## YOUR INSTRUCTIONS
Each record, minus any picture, should be returned exactly as written.

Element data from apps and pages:
=== Section Start ===

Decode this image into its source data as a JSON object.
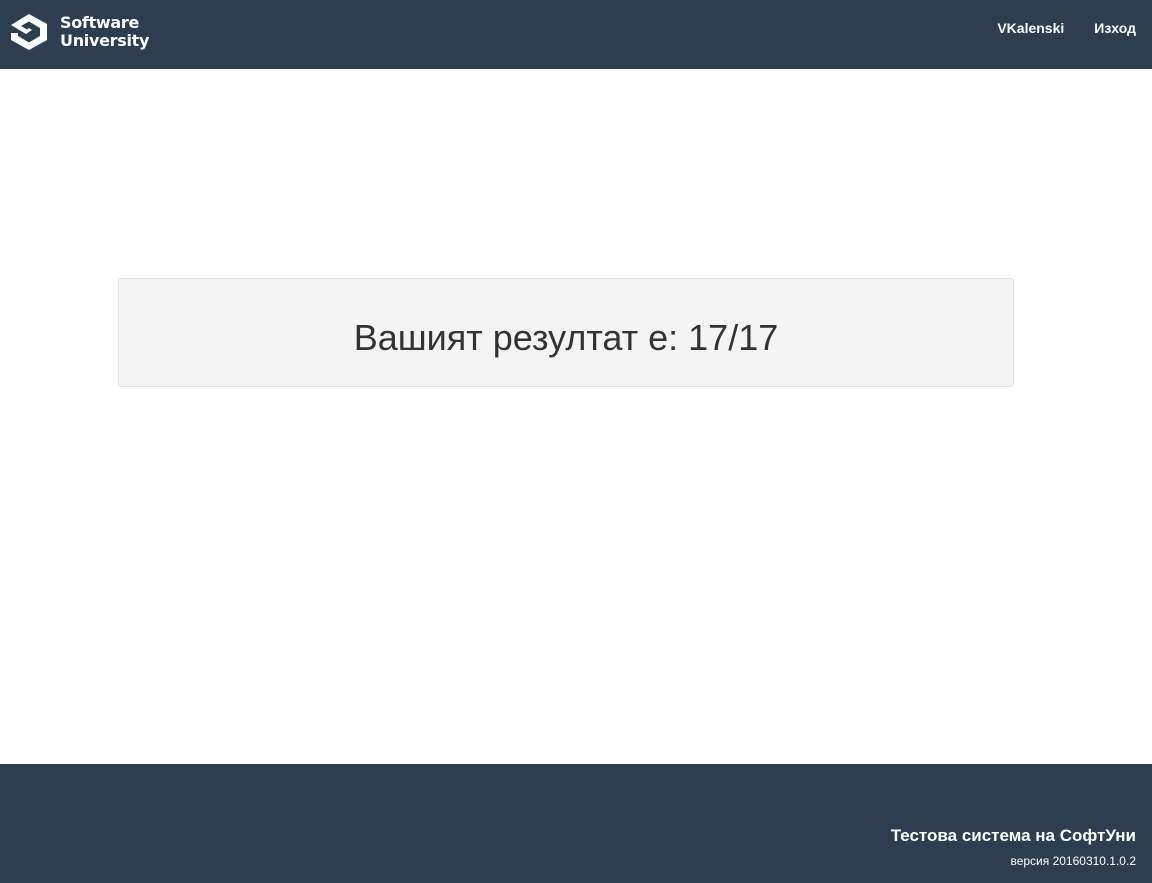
{
  "header": {
    "brand_line1": "Software",
    "brand_line2": "University",
    "brand_icon": "softuni-logo-icon",
    "user_link": "VKalenski",
    "logout_link": "Изход"
  },
  "main": {
    "result_text": "Вашият резултат е: 17/17"
  },
  "footer": {
    "title": "Тестова система на СофтУни",
    "version": "версия 20160310.1.0.2"
  },
  "colors": {
    "header_bg": "#2d3e50",
    "footer_bg": "#2d3e50",
    "result_box_bg": "#f4f4f4",
    "text_dark": "#333333"
  }
}
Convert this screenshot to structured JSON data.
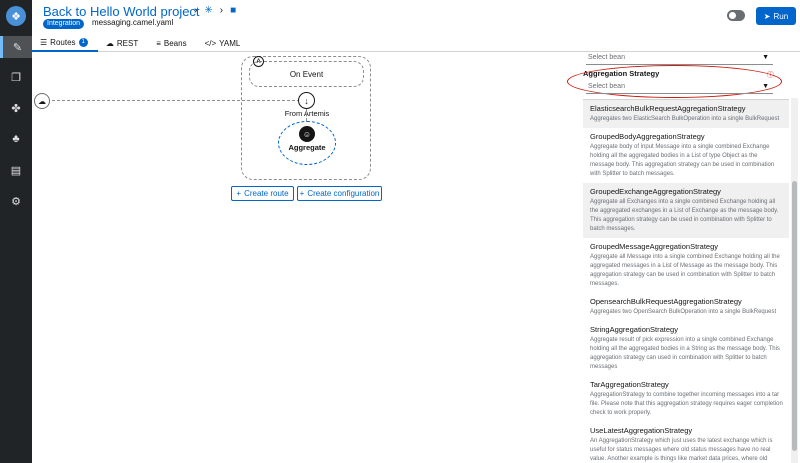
{
  "header": {
    "title": "Back to Hello World project",
    "badge": "Integration",
    "filename": "messaging.camel.yaml",
    "run_label": "Run"
  },
  "sidebar": {
    "items": [
      {
        "icon": "routes-icon"
      },
      {
        "icon": "copy-icon"
      },
      {
        "icon": "integration-icon"
      },
      {
        "icon": "components-icon"
      },
      {
        "icon": "docs-icon"
      },
      {
        "icon": "settings-icon"
      }
    ]
  },
  "tabs": [
    {
      "label": "Routes",
      "count": "1",
      "icon": "routes-tab-icon"
    },
    {
      "label": "REST",
      "icon": "cloud-icon"
    },
    {
      "label": "Beans",
      "icon": "beans-icon"
    },
    {
      "label": "YAML",
      "icon": "code-icon"
    }
  ],
  "canvas": {
    "group_marker": "A",
    "on_event": "On Event",
    "from_label": "From Artemis",
    "aggregate_label": "Aggregate",
    "create_route": "Create route",
    "create_configuration": "Create configuration"
  },
  "panel": {
    "top_select_placeholder": "Select bean",
    "aggregation_label": "Aggregation Strategy",
    "aggregation_placeholder": "Select bean",
    "items": [
      {
        "name": "ElasticsearchBulkRequestAggregationStrategy",
        "desc": "Aggregates two ElasticSearch BulkOperation into a single BulkRequest"
      },
      {
        "name": "GroupedBodyAggregationStrategy",
        "desc": "Aggregate body of input Message into a single combined Exchange holding all the aggregated bodies in a List of type Object as the message body. This aggregation strategy can be used in combination with Splitter to batch messages."
      },
      {
        "name": "GroupedExchangeAggregationStrategy",
        "desc": "Aggregate all Exchanges into a single combined Exchange holding all the aggregated exchanges in a List of Exchange as the message body. This aggregation strategy can be used in combination with Splitter to batch messages."
      },
      {
        "name": "GroupedMessageAggregationStrategy",
        "desc": "Aggregate all Message into a single combined Exchange holding all the aggregated messages in a List of Message as the message body. This aggregation strategy can be used in combination with Splitter to batch messages."
      },
      {
        "name": "OpensearchBulkRequestAggregationStrategy",
        "desc": "Aggregates two OpenSearch BulkOperation into a single BulkRequest"
      },
      {
        "name": "StringAggregationStrategy",
        "desc": "Aggregate result of pick expression into a single combined Exchange holding all the aggregated bodies in a String as the message body. This aggregation strategy can used in combination with Splitter to batch messages"
      },
      {
        "name": "TarAggregationStrategy",
        "desc": "AggregationStrategy to combine together incoming messages into a tar file. Please note that this aggregation strategy requires eager completion check to work properly."
      },
      {
        "name": "UseLatestAggregationStrategy",
        "desc": "An AggregationStrategy which just uses the latest exchange which is useful for status messages where old status messages have no real value. Another example is things like market data prices, where old stock prices are not that relevant, only the current price is."
      }
    ]
  }
}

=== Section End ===

## ANSWER SPACE
Decode this image into its source data as a JSON object.
{
  "header": {
    "brand_line1": "Software",
    "brand_line2": "University",
    "brand_icon": "softuni-logo-icon",
    "user_link": "VKalenski",
    "logout_link": "Изход"
  },
  "main": {
    "result_text": "Вашият резултат е: 17/17"
  },
  "footer": {
    "title": "Тестова система на СофтУни",
    "version": "версия 20160310.1.0.2"
  },
  "colors": {
    "header_bg": "#2d3e50",
    "footer_bg": "#2d3e50",
    "result_box_bg": "#f4f4f4",
    "text_dark": "#333333"
  }
}
Convert this screenshot to structured JSON data.
{
  "header": {
    "title": "Back to Hello World project",
    "badge": "Integration",
    "filename": "messaging.camel.yaml",
    "run_label": "Run"
  },
  "sidebar": {
    "items": [
      {
        "icon": "routes-icon"
      },
      {
        "icon": "copy-icon"
      },
      {
        "icon": "integration-icon"
      },
      {
        "icon": "components-icon"
      },
      {
        "icon": "docs-icon"
      },
      {
        "icon": "settings-icon"
      }
    ]
  },
  "tabs": [
    {
      "label": "Routes",
      "count": "1",
      "icon": "routes-tab-icon"
    },
    {
      "label": "REST",
      "icon": "cloud-icon"
    },
    {
      "label": "Beans",
      "icon": "beans-icon"
    },
    {
      "label": "YAML",
      "icon": "code-icon"
    }
  ],
  "canvas": {
    "group_marker": "A",
    "on_event": "On Event",
    "from_label": "From Artemis",
    "aggregate_label": "Aggregate",
    "create_route": "Create route",
    "create_configuration": "Create configuration"
  },
  "panel": {
    "top_select_placeholder": "Select bean",
    "aggregation_label": "Aggregation Strategy",
    "aggregation_placeholder": "Select bean",
    "items": [
      {
        "name": "ElasticsearchBulkRequestAggregationStrategy",
        "desc": "Aggregates two ElasticSearch BulkOperation into a single BulkRequest"
      },
      {
        "name": "GroupedBodyAggregationStrategy",
        "desc": "Aggregate body of input Message into a single combined Exchange holding all the aggregated bodies in a List of type Object as the message body. This aggregation strategy can be used in combination with Splitter to batch messages."
      },
      {
        "name": "GroupedExchangeAggregationStrategy",
        "desc": "Aggregate all Exchanges into a single combined Exchange holding all the aggregated exchanges in a List of Exchange as the message body. This aggregation strategy can be used in combination with Splitter to batch messages."
      },
      {
        "name": "GroupedMessageAggregationStrategy",
        "desc": "Aggregate all Message into a single combined Exchange holding all the aggregated messages in a List of Message as the message body. This aggregation strategy can be used in combination with Splitter to batch messages."
      },
      {
        "name": "OpensearchBulkRequestAggregationStrategy",
        "desc": "Aggregates two OpenSearch BulkOperation into a single BulkRequest"
      },
      {
        "name": "StringAggregationStrategy",
        "desc": "Aggregate result of pick expression into a single combined Exchange holding all the aggregated bodies in a String as the message body. This aggregation strategy can used in combination with Splitter to batch messages"
      },
      {
        "name": "TarAggregationStrategy",
        "desc": "AggregationStrategy to combine together incoming messages into a tar file. Please note that this aggregation strategy requires eager completion check to work properly."
      },
      {
        "name": "UseLatestAggregationStrategy",
        "desc": "An AggregationStrategy which just uses the latest exchange which is useful for status messages where old status messages have no real value. Another example is things like market data prices, where old stock prices are not that relevant, only the current price is."
      }
    ]
  }
}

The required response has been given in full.